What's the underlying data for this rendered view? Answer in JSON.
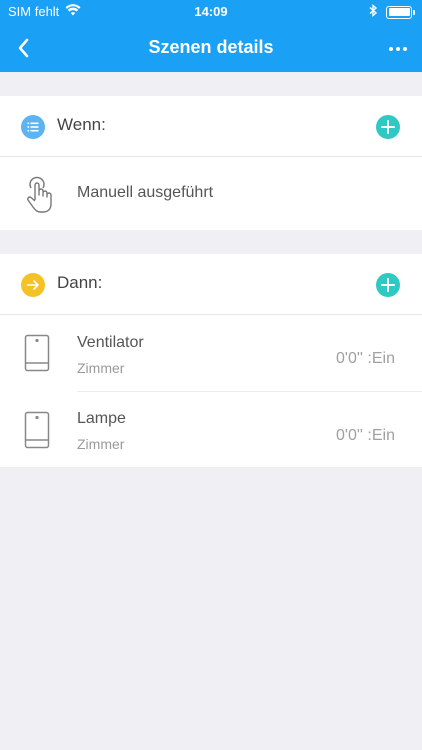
{
  "status_bar": {
    "carrier": "SIM fehlt",
    "time": "14:09"
  },
  "nav": {
    "title": "Szenen details"
  },
  "if_section": {
    "title": "Wenn:",
    "condition": "Manuell ausgeführt"
  },
  "then_section": {
    "title": "Dann:",
    "actions": [
      {
        "name": "Ventilator",
        "room": "Zimmer",
        "value": "0'0'' :Ein"
      },
      {
        "name": "Lampe",
        "room": "Zimmer",
        "value": "0'0'' :Ein"
      }
    ]
  },
  "colors": {
    "header": "#1aa0f5",
    "add_button": "#2ec9c3",
    "if_icon": "#5cb4f2",
    "then_icon": "#f5c225"
  }
}
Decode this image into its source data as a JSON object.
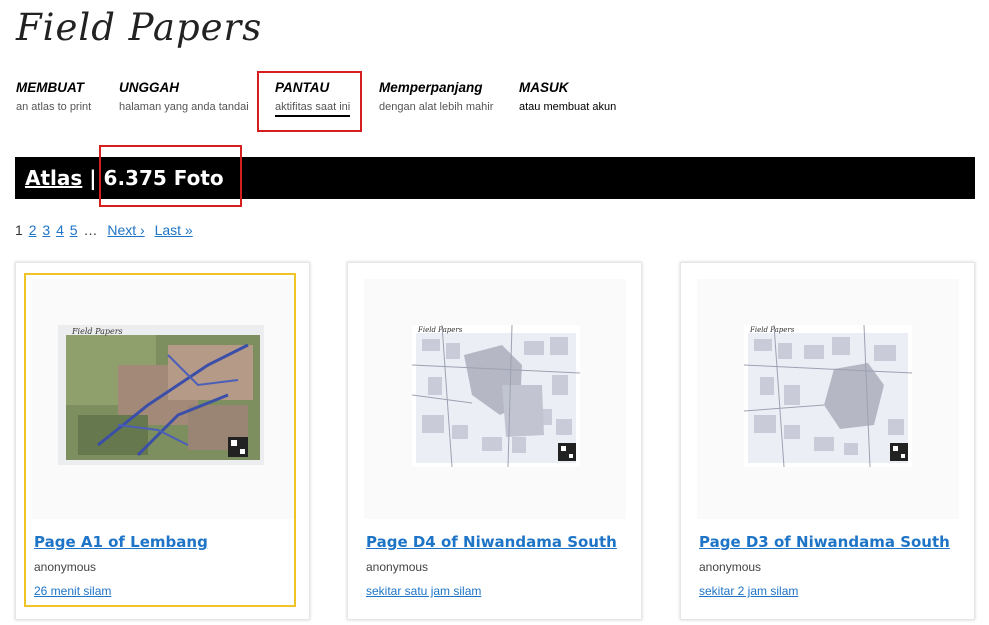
{
  "logo": "Field Papers",
  "nav": [
    {
      "title": "MEMBUAT",
      "subtitle": "an atlas to print"
    },
    {
      "title": "UNGGAH",
      "subtitle": "halaman yang anda tandai"
    },
    {
      "title": "PANTAU",
      "subtitle": "aktifitas saat ini"
    },
    {
      "title": "Memperpanjang",
      "subtitle": "dengan alat lebih mahir"
    },
    {
      "title": "MASUK",
      "subtitle": "atau membuat akun"
    }
  ],
  "banner": {
    "atlas_link": "Atlas",
    "separator": "|",
    "count_label": "6.375 Foto"
  },
  "pagination": {
    "current": "1",
    "pages": [
      "2",
      "3",
      "4",
      "5"
    ],
    "ellipsis": "…",
    "next": "Next ›",
    "last": "Last »"
  },
  "cards": [
    {
      "title": "Page A1 of Lembang",
      "author": "anonymous",
      "time": "26 menit silam",
      "thumb_logo": "Field Papers"
    },
    {
      "title": "Page D4 of Niwandama South",
      "author": "anonymous",
      "time": "sekitar satu jam silam",
      "thumb_logo": "Field Papers"
    },
    {
      "title": "Page D3 of Niwandama South",
      "author": "anonymous",
      "time": "sekitar 2 jam silam",
      "thumb_logo": "Field Papers"
    }
  ],
  "colors": {
    "link": "#1e74c6",
    "highlight_red": "#d61e1e",
    "selected_yellow": "#f0c425",
    "banner_bg": "#000000"
  }
}
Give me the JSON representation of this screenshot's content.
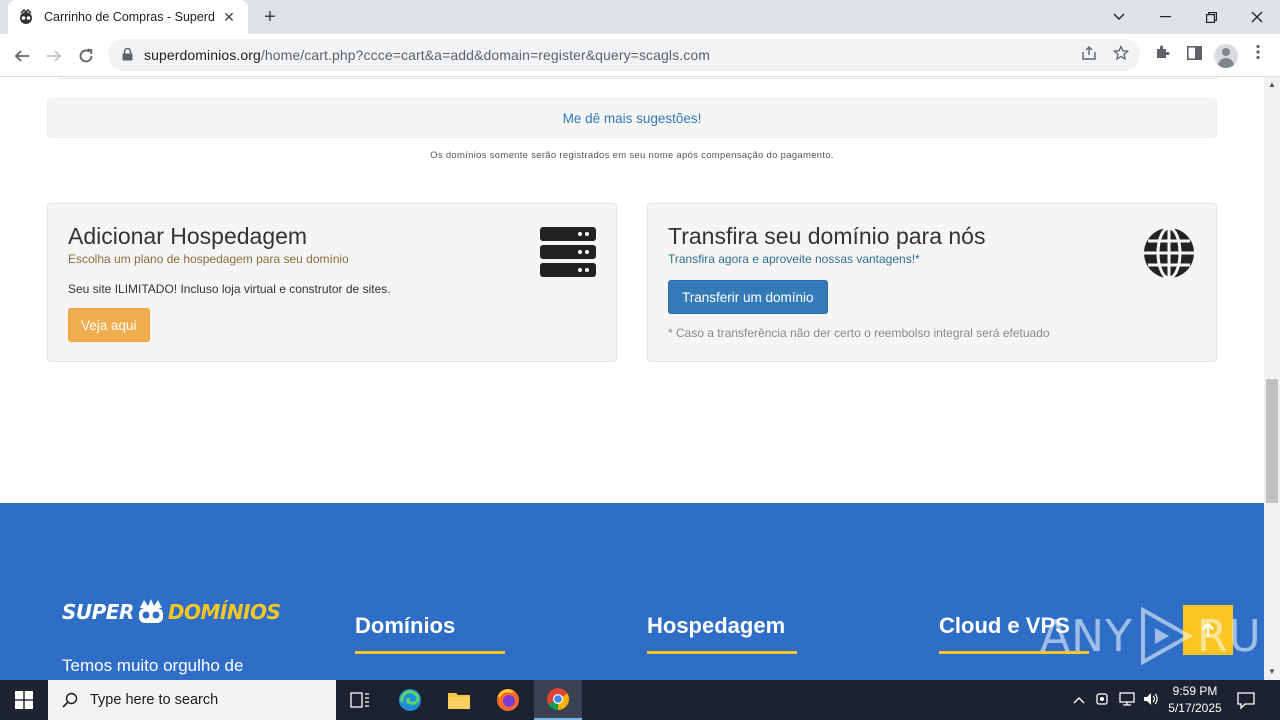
{
  "browser": {
    "tab_title": "Carrinho de Compras - Superdomínios",
    "url_host": "superdominios.org",
    "url_path": "/home/cart.php?ccce=cart&a=add&domain=register&query=scagls.com"
  },
  "page": {
    "suggest_link": "Me dê mais sugestões!",
    "note": "Os domínios somente serão registrados em seu nome após compensação do pagamento.",
    "hosting": {
      "title": "Adicionar Hospedagem",
      "subtitle": "Escolha um plano de hospedagem para seu domínio",
      "subtitle_color": "#8a6d3b",
      "text": "Seu site ILIMITADO! Incluso loja virtual e construtor de sites.",
      "button": "Veja aqui",
      "icon": "server-icon"
    },
    "transfer": {
      "title": "Transfira seu domínio para nós",
      "subtitle": "Transfira agora e aproveite nossas vantagens!*",
      "subtitle_color": "#31708f",
      "button": "Transferir um domínio",
      "footnote": "* Caso a transferência não der certo o reembolso integral será efetuado",
      "icon": "globe-icon"
    }
  },
  "footer": {
    "logo_super": "SUPER",
    "logo_dominios": "DOMÍNIOS",
    "tagline": "Temos muito orgulho de",
    "columns": [
      "Domínios",
      "Hospedagem",
      "Cloud e VPS"
    ],
    "accent": "#f9c623",
    "background": "#2e6ec6",
    "back_to_top_icon": "arrow-up-icon",
    "watermark_left": "ANY",
    "watermark_right": "RUN"
  },
  "taskbar": {
    "search_placeholder": "Type here to search",
    "time": "9:59 PM",
    "date": "5/17/2025"
  }
}
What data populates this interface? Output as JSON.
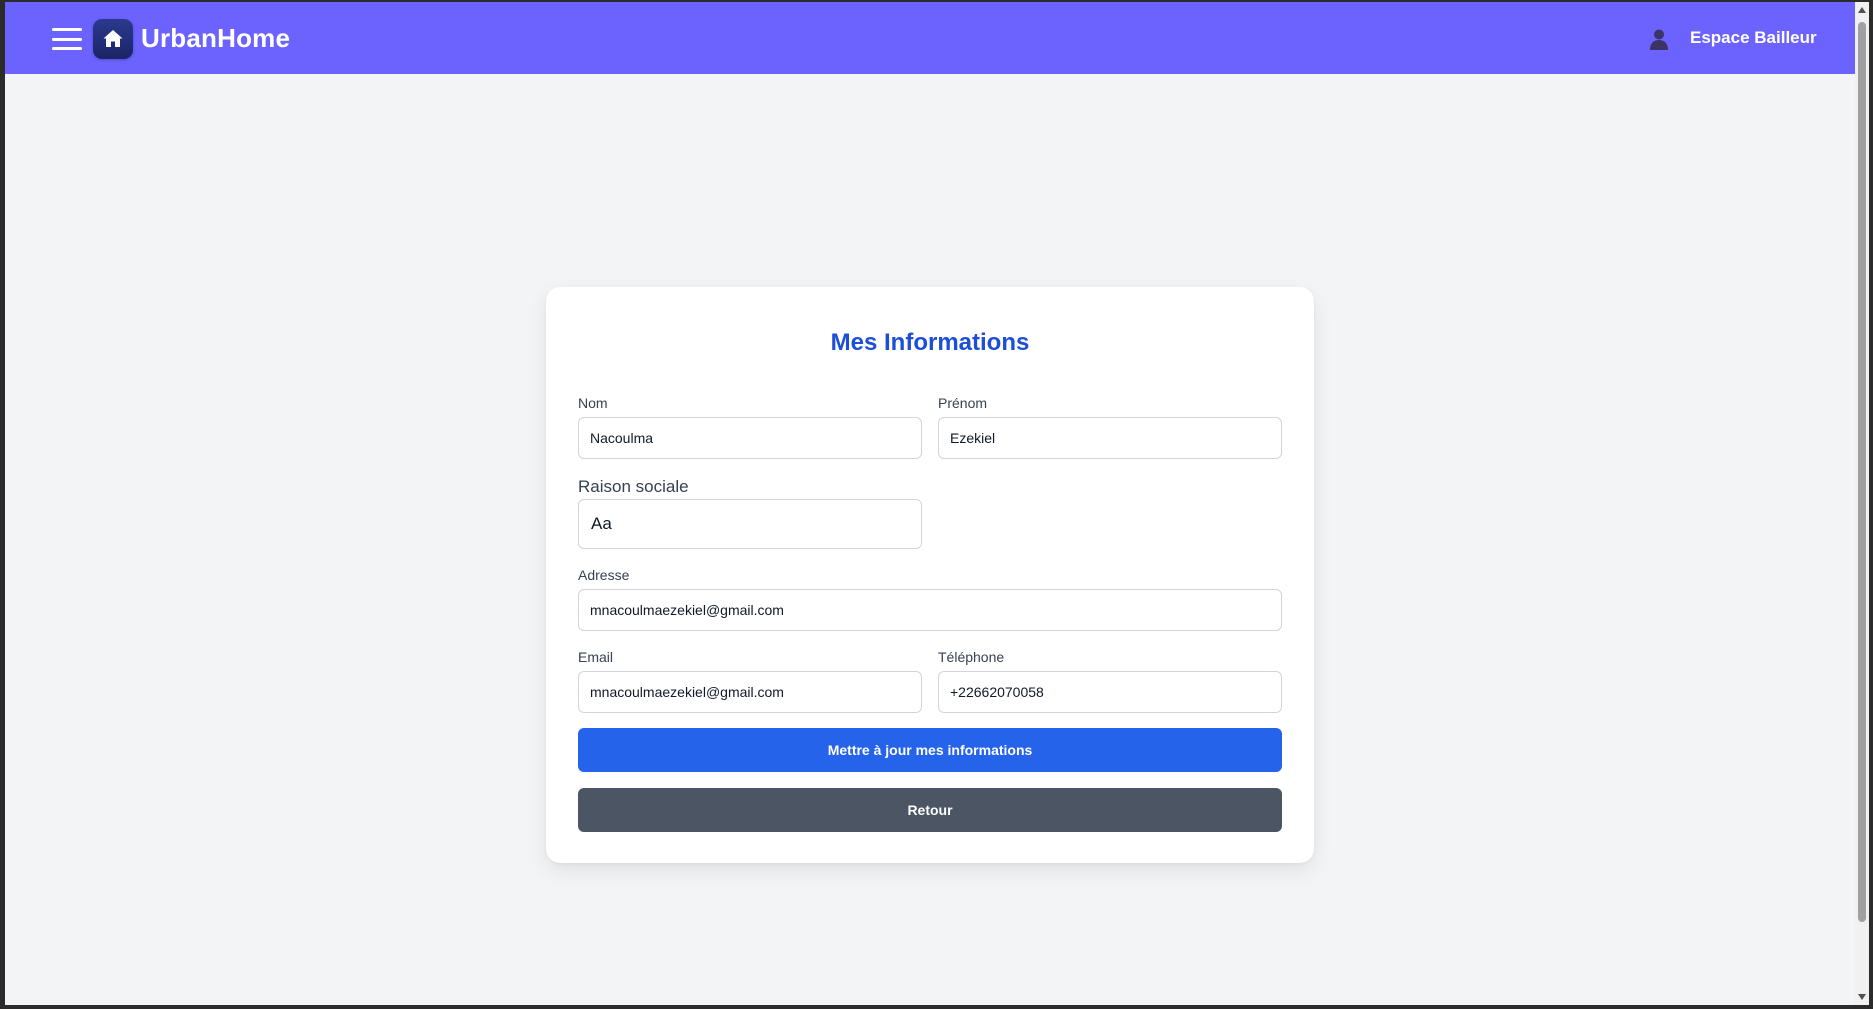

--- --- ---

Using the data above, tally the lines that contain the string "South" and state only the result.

2